Web page and app entries:
*** Block opens ***

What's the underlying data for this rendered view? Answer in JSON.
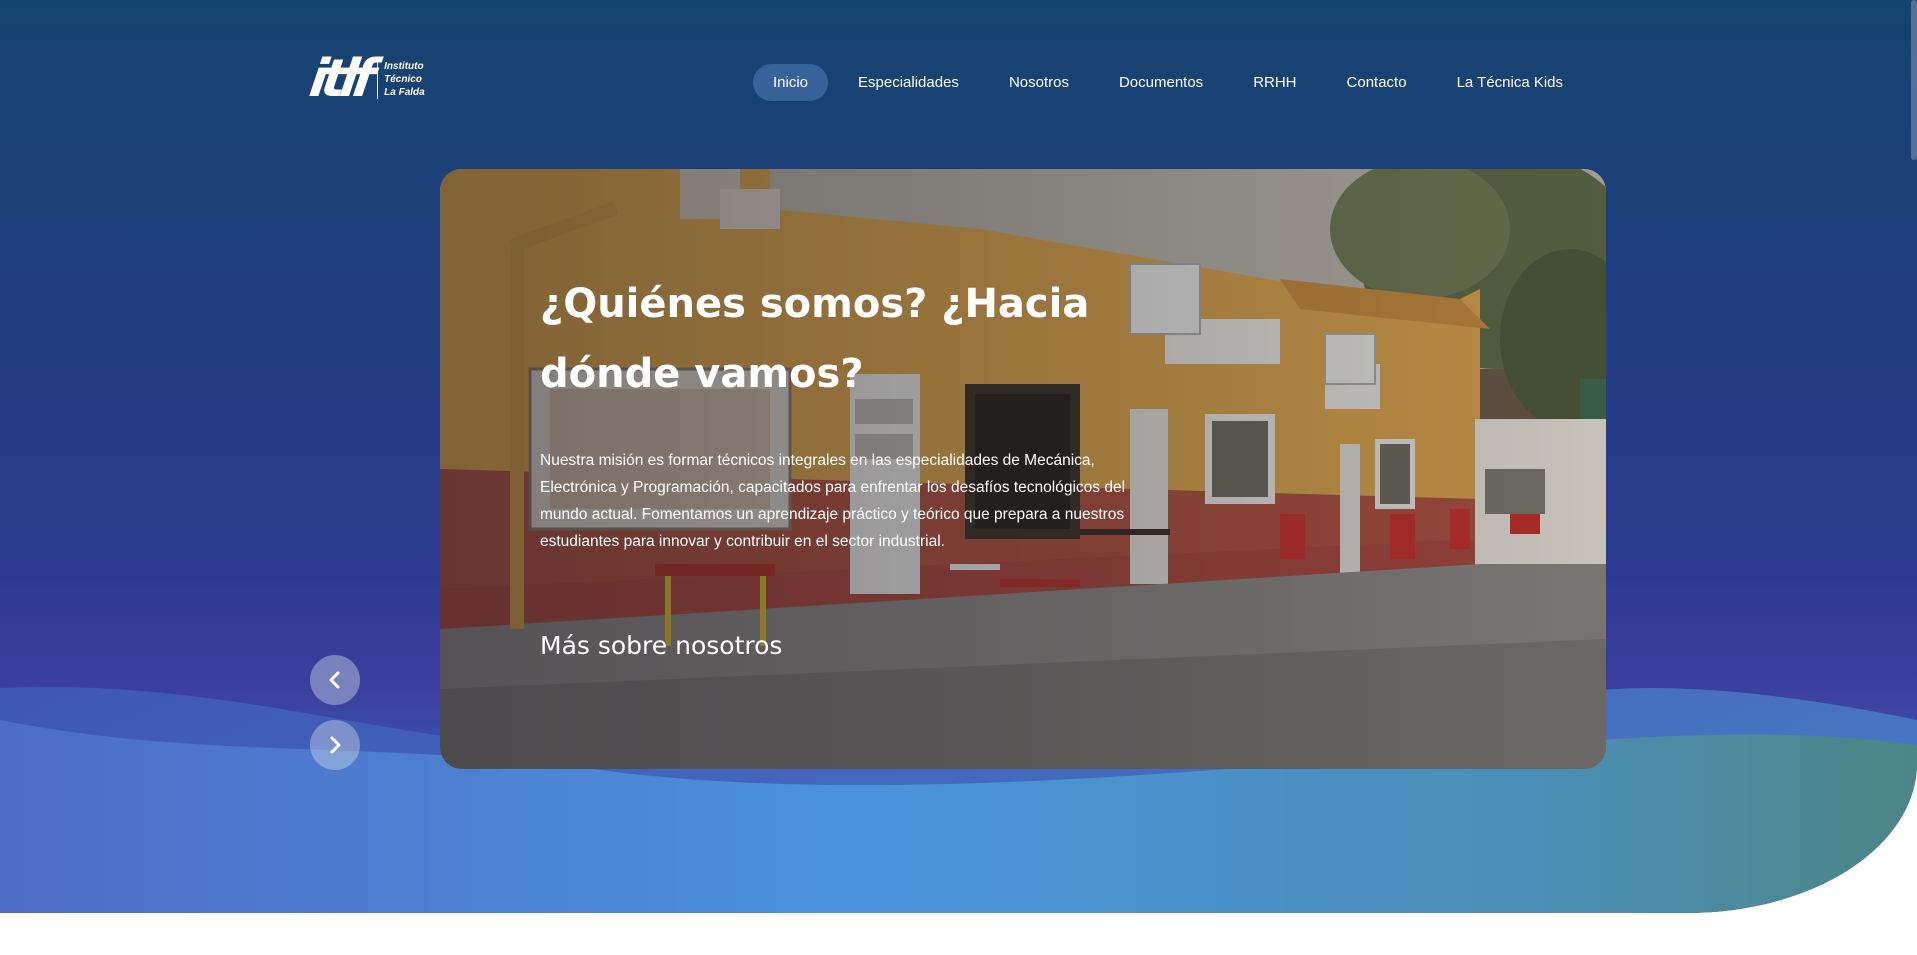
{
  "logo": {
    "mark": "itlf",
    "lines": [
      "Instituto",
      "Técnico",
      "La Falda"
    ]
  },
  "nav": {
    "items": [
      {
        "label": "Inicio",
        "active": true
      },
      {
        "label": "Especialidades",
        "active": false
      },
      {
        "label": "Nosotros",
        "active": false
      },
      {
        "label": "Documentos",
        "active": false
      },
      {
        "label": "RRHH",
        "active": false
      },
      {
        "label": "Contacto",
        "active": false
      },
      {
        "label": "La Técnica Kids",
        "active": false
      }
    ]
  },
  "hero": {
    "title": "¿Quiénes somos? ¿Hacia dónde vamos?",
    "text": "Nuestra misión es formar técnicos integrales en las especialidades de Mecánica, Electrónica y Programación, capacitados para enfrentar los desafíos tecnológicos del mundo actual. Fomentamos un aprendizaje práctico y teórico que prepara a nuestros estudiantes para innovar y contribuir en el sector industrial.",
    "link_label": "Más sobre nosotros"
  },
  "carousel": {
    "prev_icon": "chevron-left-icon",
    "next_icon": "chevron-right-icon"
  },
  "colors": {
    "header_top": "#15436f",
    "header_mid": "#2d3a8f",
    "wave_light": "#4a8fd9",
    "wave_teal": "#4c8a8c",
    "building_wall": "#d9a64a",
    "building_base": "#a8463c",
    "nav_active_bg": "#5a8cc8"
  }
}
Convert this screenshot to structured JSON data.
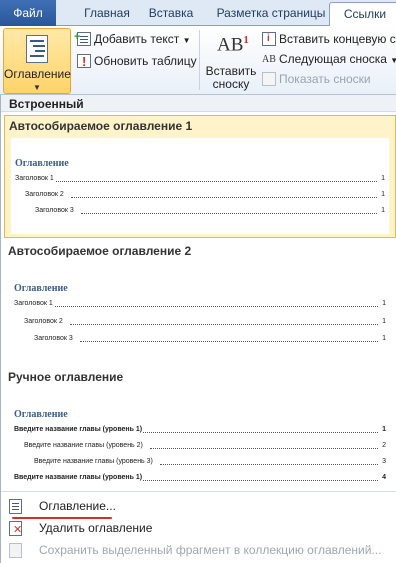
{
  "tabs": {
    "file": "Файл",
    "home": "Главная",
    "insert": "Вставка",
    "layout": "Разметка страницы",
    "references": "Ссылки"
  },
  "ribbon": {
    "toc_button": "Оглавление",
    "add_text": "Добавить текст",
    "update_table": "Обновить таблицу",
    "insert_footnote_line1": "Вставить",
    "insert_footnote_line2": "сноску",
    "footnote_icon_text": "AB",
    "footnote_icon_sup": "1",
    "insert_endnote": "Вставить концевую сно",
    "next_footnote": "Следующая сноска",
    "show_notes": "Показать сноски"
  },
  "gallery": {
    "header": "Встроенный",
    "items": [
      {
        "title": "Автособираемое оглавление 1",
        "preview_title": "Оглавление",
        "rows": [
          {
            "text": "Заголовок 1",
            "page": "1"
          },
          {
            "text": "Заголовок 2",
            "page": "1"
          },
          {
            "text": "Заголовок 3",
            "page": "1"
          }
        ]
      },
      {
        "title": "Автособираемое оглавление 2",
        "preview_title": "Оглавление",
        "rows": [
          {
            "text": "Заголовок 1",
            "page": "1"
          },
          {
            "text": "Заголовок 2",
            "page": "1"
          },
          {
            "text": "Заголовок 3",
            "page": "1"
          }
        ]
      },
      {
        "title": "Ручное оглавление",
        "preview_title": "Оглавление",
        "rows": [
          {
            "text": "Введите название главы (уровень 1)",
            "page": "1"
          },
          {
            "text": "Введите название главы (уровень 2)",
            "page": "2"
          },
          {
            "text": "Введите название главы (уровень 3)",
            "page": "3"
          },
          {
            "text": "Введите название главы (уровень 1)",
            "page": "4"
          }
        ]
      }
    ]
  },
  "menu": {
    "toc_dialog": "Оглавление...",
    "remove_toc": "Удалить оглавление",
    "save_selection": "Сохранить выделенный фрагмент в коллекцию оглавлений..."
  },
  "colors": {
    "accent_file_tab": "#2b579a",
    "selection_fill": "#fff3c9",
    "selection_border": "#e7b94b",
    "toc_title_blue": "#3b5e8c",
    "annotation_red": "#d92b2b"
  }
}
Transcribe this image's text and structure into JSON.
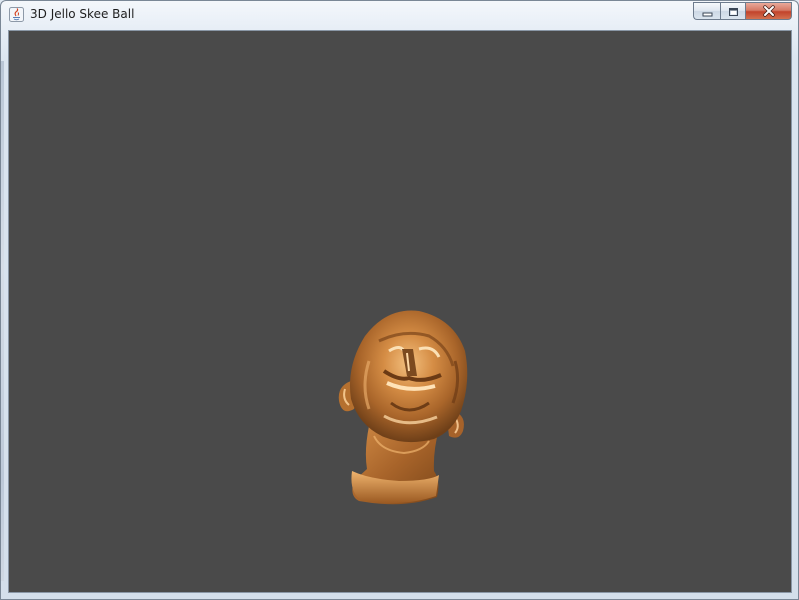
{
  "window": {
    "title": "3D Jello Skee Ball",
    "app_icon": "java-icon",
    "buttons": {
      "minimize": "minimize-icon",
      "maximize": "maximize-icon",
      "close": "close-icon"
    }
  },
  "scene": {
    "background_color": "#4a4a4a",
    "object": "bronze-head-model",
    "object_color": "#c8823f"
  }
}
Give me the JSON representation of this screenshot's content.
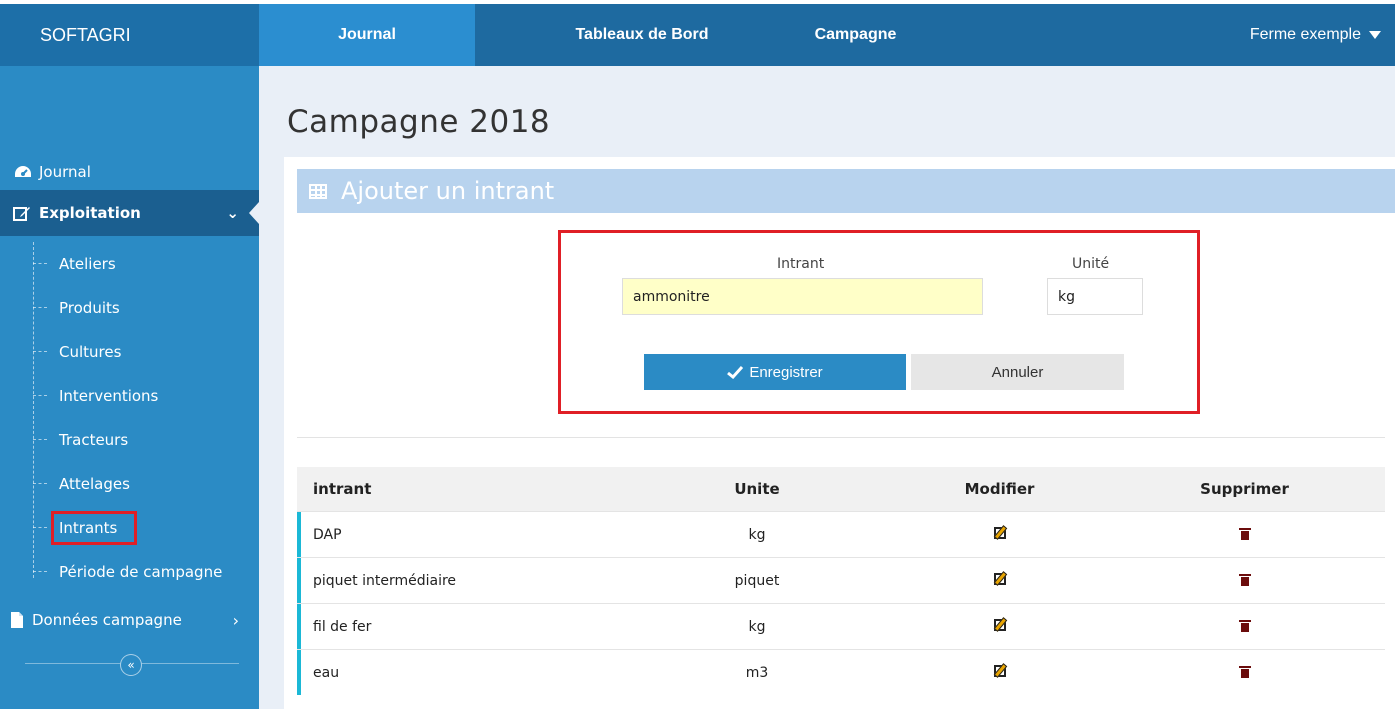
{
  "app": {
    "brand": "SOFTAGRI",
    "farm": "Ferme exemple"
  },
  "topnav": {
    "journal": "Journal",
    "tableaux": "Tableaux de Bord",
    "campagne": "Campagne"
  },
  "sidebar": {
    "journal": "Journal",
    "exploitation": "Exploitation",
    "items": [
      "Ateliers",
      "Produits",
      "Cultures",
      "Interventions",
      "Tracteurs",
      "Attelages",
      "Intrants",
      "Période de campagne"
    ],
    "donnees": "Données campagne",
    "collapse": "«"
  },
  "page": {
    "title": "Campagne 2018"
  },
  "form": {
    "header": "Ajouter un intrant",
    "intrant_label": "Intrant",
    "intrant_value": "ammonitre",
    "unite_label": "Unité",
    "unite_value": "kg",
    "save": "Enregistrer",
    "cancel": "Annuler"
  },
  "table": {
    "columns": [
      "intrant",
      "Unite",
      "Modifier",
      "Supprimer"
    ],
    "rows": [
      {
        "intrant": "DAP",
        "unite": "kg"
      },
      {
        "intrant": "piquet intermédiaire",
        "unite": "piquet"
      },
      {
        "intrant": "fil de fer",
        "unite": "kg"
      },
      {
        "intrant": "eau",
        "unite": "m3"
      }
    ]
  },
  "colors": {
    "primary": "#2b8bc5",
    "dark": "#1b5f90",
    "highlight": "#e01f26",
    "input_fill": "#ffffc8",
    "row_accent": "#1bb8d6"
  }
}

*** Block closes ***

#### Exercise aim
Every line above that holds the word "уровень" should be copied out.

#### Output for this task
            "text": "Введите название главы (уровень 1)",
            "text": "Введите название главы (уровень 2)",
            "text": "Введите название главы (уровень 3)",
            "text": "Введите название главы (уровень 1)",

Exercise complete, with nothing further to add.